EXERCISE INPUTS START

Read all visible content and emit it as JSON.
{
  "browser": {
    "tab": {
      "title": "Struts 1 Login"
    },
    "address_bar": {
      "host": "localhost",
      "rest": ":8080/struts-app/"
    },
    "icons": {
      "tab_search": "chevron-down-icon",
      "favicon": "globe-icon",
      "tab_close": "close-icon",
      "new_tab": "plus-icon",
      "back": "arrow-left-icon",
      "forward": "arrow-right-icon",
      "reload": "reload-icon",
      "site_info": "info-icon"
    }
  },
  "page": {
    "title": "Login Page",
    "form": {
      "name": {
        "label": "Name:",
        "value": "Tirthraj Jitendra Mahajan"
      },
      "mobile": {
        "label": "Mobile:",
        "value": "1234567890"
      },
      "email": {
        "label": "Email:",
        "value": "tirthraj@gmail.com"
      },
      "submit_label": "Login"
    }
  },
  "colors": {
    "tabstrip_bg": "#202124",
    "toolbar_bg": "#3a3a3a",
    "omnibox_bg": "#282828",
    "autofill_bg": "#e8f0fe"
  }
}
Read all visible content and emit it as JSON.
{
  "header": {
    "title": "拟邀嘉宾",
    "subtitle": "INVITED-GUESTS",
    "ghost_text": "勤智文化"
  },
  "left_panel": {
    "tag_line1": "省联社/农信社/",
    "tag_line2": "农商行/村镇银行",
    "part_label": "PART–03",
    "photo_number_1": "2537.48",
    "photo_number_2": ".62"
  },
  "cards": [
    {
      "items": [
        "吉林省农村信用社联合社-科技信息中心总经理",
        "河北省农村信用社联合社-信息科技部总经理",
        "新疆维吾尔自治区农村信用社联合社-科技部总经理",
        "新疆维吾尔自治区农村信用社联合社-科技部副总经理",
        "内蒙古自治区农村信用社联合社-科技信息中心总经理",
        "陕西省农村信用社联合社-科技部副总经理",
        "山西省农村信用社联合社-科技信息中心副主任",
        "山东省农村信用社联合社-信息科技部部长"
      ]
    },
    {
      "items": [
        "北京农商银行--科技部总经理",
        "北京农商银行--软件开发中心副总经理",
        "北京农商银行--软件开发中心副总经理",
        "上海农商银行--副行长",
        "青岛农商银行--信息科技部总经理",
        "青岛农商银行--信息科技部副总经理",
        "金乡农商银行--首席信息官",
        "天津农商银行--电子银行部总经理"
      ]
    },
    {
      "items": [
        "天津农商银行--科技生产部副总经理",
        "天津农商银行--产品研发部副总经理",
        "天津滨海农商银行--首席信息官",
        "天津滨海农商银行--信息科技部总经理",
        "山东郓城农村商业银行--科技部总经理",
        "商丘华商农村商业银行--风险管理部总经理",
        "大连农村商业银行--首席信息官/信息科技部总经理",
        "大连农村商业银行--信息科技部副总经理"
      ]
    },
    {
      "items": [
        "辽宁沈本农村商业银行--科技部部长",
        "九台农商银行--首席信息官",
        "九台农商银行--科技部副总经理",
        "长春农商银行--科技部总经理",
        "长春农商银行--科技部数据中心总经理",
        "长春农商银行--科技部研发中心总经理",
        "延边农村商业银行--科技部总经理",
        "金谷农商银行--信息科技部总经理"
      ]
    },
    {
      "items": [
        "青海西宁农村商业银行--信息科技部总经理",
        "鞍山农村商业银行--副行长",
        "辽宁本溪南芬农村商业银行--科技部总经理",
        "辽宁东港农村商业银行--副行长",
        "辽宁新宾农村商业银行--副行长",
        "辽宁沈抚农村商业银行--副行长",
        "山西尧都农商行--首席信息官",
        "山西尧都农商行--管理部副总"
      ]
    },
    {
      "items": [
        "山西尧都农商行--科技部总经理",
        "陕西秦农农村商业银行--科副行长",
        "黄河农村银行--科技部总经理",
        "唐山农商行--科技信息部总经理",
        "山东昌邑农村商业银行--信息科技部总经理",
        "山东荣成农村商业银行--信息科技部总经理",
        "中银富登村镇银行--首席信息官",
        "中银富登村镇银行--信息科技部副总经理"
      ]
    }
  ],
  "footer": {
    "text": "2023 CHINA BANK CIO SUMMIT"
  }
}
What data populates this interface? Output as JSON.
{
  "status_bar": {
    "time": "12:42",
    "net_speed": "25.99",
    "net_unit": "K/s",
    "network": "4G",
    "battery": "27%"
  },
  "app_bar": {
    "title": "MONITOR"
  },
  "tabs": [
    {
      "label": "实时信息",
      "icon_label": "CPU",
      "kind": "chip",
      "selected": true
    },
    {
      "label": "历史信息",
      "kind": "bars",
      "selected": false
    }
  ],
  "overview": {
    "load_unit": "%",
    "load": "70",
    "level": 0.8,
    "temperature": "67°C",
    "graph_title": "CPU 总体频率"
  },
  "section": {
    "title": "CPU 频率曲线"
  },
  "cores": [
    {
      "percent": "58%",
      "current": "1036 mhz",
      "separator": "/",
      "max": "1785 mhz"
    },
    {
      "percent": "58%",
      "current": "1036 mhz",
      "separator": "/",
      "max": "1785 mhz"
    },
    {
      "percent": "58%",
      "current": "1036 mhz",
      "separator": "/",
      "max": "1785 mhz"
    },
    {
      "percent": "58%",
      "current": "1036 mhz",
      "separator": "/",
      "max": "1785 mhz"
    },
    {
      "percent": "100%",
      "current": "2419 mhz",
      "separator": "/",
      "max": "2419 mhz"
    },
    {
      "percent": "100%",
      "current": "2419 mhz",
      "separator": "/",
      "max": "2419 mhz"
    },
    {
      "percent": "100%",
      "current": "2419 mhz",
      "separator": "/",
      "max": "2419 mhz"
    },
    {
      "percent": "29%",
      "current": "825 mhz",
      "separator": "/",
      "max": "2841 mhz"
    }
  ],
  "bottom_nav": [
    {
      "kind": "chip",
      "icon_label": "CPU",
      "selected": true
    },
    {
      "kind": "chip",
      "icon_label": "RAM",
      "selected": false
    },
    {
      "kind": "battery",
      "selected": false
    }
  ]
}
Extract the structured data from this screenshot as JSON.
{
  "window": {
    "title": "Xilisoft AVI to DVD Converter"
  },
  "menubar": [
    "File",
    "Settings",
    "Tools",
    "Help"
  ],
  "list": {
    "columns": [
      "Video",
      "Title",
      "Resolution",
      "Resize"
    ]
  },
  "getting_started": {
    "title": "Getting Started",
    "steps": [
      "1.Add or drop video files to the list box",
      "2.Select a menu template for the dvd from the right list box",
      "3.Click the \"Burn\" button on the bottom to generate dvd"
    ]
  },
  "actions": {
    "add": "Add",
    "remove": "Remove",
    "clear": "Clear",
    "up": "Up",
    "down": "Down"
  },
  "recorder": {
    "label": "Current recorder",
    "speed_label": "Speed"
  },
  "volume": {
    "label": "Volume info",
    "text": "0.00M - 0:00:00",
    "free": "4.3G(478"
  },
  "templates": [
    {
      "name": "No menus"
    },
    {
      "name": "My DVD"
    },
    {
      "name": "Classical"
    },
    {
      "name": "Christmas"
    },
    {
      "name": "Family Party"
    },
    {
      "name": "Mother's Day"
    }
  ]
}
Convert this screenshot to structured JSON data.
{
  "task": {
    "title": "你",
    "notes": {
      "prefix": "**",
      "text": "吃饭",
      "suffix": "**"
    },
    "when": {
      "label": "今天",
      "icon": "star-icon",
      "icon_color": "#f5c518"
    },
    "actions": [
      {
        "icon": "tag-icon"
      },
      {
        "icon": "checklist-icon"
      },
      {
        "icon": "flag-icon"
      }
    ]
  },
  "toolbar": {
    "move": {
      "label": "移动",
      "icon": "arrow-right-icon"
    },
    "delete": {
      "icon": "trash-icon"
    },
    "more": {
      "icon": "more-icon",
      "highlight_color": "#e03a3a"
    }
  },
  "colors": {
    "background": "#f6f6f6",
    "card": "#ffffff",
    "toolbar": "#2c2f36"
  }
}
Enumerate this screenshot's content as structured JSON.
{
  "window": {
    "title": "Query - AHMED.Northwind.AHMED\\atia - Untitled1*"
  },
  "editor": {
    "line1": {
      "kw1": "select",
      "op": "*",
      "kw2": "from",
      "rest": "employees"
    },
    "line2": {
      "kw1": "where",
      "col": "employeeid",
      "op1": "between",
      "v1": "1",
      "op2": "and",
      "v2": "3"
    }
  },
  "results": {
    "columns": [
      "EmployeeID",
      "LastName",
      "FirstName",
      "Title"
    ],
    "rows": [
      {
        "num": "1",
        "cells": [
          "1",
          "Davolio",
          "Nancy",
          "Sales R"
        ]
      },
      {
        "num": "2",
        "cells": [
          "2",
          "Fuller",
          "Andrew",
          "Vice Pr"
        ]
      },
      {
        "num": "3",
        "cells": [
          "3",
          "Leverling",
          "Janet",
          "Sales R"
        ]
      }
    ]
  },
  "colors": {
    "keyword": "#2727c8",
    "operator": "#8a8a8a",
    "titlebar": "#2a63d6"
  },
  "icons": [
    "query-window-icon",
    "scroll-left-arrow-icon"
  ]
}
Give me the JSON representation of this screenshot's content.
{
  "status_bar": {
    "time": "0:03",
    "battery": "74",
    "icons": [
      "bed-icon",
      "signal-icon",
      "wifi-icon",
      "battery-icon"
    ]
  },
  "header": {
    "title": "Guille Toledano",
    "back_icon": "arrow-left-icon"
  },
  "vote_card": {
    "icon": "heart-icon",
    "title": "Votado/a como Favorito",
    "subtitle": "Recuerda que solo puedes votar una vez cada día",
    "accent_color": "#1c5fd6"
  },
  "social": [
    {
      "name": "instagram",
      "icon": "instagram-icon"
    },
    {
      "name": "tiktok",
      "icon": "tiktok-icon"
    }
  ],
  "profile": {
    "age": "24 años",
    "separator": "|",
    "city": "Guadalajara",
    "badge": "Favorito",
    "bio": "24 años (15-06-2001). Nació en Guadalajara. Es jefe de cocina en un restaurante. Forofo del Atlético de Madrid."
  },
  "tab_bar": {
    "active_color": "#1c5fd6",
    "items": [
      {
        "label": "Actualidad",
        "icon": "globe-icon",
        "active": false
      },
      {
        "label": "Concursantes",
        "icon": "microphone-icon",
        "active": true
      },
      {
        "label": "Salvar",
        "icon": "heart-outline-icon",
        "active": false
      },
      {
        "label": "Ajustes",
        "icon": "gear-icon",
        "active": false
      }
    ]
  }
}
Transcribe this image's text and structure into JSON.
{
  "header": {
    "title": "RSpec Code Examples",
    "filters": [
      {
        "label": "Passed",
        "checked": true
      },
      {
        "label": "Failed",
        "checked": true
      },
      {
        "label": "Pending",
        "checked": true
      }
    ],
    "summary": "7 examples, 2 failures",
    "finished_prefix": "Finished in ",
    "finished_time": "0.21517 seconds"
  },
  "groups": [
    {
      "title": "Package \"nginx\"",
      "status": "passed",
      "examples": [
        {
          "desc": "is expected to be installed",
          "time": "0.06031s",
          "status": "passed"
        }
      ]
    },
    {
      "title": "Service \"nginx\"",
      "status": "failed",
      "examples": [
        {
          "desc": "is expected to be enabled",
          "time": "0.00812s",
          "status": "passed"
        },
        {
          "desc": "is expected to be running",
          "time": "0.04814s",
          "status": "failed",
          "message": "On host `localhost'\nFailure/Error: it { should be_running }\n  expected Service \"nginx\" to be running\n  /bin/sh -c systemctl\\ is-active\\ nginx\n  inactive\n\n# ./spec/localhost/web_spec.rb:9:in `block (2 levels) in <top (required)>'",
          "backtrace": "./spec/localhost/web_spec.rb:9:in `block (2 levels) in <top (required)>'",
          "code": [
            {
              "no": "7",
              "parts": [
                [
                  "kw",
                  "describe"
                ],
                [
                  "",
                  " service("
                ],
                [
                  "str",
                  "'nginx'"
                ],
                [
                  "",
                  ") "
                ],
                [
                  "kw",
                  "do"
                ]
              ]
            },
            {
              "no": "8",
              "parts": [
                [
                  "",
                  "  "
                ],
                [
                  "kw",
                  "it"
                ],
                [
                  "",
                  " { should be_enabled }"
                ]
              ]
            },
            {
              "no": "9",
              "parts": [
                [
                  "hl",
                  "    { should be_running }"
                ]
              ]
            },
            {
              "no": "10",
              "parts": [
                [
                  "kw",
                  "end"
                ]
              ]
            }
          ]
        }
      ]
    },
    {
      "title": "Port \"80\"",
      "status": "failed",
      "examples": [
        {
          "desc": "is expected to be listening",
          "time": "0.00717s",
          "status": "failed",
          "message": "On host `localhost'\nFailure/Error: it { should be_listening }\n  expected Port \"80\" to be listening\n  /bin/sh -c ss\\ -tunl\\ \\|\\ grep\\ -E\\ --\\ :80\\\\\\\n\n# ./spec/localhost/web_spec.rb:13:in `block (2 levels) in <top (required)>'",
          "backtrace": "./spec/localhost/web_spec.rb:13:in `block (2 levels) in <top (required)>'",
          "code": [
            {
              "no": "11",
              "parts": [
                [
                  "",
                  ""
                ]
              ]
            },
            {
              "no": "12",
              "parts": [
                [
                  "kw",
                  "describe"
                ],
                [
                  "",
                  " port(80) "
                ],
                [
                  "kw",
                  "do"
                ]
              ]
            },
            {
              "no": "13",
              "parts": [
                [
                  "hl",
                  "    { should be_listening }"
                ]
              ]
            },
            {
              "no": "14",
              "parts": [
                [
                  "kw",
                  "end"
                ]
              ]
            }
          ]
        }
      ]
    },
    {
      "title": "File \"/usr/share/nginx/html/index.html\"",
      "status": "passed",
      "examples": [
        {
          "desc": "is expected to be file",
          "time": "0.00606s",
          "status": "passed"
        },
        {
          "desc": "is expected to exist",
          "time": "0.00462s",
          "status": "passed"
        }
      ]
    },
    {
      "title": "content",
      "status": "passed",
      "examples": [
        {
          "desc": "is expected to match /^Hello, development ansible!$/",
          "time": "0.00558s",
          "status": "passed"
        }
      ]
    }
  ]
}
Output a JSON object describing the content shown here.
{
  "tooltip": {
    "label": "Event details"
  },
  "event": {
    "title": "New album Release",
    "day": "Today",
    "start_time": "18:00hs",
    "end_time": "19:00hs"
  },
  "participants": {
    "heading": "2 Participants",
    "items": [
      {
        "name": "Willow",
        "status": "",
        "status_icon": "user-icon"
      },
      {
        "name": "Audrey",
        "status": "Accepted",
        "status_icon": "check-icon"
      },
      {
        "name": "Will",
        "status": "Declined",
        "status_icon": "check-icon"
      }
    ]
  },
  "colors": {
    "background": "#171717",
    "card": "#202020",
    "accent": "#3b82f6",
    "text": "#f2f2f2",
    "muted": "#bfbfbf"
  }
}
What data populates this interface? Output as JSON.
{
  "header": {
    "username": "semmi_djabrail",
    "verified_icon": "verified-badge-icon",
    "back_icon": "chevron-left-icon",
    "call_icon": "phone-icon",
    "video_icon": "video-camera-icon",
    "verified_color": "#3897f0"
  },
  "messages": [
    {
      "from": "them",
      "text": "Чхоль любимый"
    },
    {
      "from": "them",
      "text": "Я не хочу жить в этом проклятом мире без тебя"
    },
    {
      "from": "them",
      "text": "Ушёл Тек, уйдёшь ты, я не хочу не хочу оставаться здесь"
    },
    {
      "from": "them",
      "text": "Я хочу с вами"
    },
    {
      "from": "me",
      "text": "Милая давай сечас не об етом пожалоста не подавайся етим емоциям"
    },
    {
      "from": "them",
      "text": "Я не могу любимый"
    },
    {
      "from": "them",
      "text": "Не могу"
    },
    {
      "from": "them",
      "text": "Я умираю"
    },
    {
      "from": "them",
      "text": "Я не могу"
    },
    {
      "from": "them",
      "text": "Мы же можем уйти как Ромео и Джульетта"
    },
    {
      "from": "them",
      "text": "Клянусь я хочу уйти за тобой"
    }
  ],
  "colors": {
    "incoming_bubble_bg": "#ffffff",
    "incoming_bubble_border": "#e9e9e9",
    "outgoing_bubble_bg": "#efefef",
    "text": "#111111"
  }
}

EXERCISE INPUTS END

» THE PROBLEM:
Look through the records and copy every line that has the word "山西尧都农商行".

» SOLUTION:
        "山西尧都农商行--首席信息官",
        "山西尧都农商行--管理部副总"
        "山西尧都农商行--科技部总经理",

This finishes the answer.